(Dataset rows for apps and sites)

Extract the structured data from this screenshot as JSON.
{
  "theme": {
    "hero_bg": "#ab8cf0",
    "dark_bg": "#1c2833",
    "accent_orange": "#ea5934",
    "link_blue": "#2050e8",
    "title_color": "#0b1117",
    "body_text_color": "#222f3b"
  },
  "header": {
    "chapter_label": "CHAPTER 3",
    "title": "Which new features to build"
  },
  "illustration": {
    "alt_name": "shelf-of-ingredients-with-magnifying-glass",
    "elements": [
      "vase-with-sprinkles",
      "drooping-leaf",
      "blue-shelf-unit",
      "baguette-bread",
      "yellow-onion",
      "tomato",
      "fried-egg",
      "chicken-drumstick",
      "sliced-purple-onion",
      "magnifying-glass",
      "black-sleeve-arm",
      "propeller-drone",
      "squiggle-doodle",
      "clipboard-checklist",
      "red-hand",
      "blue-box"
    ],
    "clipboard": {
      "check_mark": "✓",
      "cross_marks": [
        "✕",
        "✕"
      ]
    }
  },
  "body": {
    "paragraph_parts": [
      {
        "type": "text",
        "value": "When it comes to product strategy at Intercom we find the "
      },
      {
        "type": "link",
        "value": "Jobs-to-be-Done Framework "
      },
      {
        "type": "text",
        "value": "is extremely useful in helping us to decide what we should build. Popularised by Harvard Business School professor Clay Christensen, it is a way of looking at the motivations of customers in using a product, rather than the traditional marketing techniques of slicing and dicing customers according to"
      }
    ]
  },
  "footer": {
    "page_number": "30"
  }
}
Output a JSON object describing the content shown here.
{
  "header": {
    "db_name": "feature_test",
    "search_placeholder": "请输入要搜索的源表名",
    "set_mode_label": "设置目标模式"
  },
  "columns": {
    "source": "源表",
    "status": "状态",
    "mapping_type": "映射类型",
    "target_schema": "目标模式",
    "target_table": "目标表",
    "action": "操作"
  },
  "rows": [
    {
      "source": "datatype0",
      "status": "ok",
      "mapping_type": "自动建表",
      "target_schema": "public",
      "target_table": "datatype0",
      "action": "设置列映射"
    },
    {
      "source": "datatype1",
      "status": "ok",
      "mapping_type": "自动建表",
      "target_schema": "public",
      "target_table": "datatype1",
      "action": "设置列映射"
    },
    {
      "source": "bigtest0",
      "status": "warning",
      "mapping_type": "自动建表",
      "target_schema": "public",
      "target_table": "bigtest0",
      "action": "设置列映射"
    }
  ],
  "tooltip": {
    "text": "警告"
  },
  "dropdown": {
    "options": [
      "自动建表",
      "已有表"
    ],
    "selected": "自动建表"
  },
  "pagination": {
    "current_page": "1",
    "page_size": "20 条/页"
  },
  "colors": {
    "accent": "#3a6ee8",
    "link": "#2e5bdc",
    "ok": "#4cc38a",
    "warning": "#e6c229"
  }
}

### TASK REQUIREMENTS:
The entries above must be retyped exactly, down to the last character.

### REPLY TO THE TASK:
Extract the structured data from this screenshot as JSON.
{
  "theme": {
    "hero_bg": "#ab8cf0",
    "dark_bg": "#1c2833",
    "accent_orange": "#ea5934",
    "link_blue": "#2050e8",
    "title_color": "#0b1117",
    "body_text_color": "#222f3b"
  },
  "header": {
    "chapter_label": "CHAPTER 3",
    "title": "Which new features to build"
  },
  "illustration": {
    "alt_name": "shelf-of-ingredients-with-magnifying-glass",
    "elements": [
      "vase-with-sprinkles",
      "drooping-leaf",
      "blue-shelf-unit",
      "baguette-bread",
      "yellow-onion",
      "tomato",
      "fried-egg",
      "chicken-drumstick",
      "sliced-purple-onion",
      "magnifying-glass",
      "black-sleeve-arm",
      "propeller-drone",
      "squiggle-doodle",
      "clipboard-checklist",
      "red-hand",
      "blue-box"
    ],
    "clipboard": {
      "check_mark": "✓",
      "cross_marks": [
        "✕",
        "✕"
      ]
    }
  },
  "body": {
    "paragraph_parts": [
      {
        "type": "text",
        "value": "When it comes to product strategy at Intercom we find the "
      },
      {
        "type": "link",
        "value": "Jobs-to-be-Done Framework "
      },
      {
        "type": "text",
        "value": "is extremely useful in helping us to decide what we should build. Popularised by Harvard Business School professor Clay Christensen, it is a way of looking at the motivations of customers in using a product, rather than the traditional marketing techniques of slicing and dicing customers according to"
      }
    ]
  },
  "footer": {
    "page_number": "30"
  }
}
Output a JSON object describing the content shown here.
{
  "header": {
    "db_name": "feature_test",
    "search_placeholder": "请输入要搜索的源表名",
    "set_mode_label": "设置目标模式"
  },
  "columns": {
    "source": "源表",
    "status": "状态",
    "mapping_type": "映射类型",
    "target_schema": "目标模式",
    "target_table": "目标表",
    "action": "操作"
  },
  "rows": [
    {
      "source": "datatype0",
      "status": "ok",
      "mapping_type": "自动建表",
      "target_schema": "public",
      "target_table": "datatype0",
      "action": "设置列映射"
    },
    {
      "source": "datatype1",
      "status": "ok",
      "mapping_type": "自动建表",
      "target_schema": "public",
      "target_table": "datatype1",
      "action": "设置列映射"
    },
    {
      "source": "bigtest0",
      "status": "warning",
      "mapping_type": "自动建表",
      "target_schema": "public",
      "target_table": "bigtest0",
      "action": "设置列映射"
    }
  ],
  "tooltip": {
    "text": "警告"
  },
  "dropdown": {
    "options": [
      "自动建表",
      "已有表"
    ],
    "selected": "自动建表"
  },
  "pagination": {
    "current_page": "1",
    "page_size": "20 条/页"
  },
  "colors": {
    "accent": "#3a6ee8",
    "link": "#2e5bdc",
    "ok": "#4cc38a",
    "warning": "#e6c229"
  }
}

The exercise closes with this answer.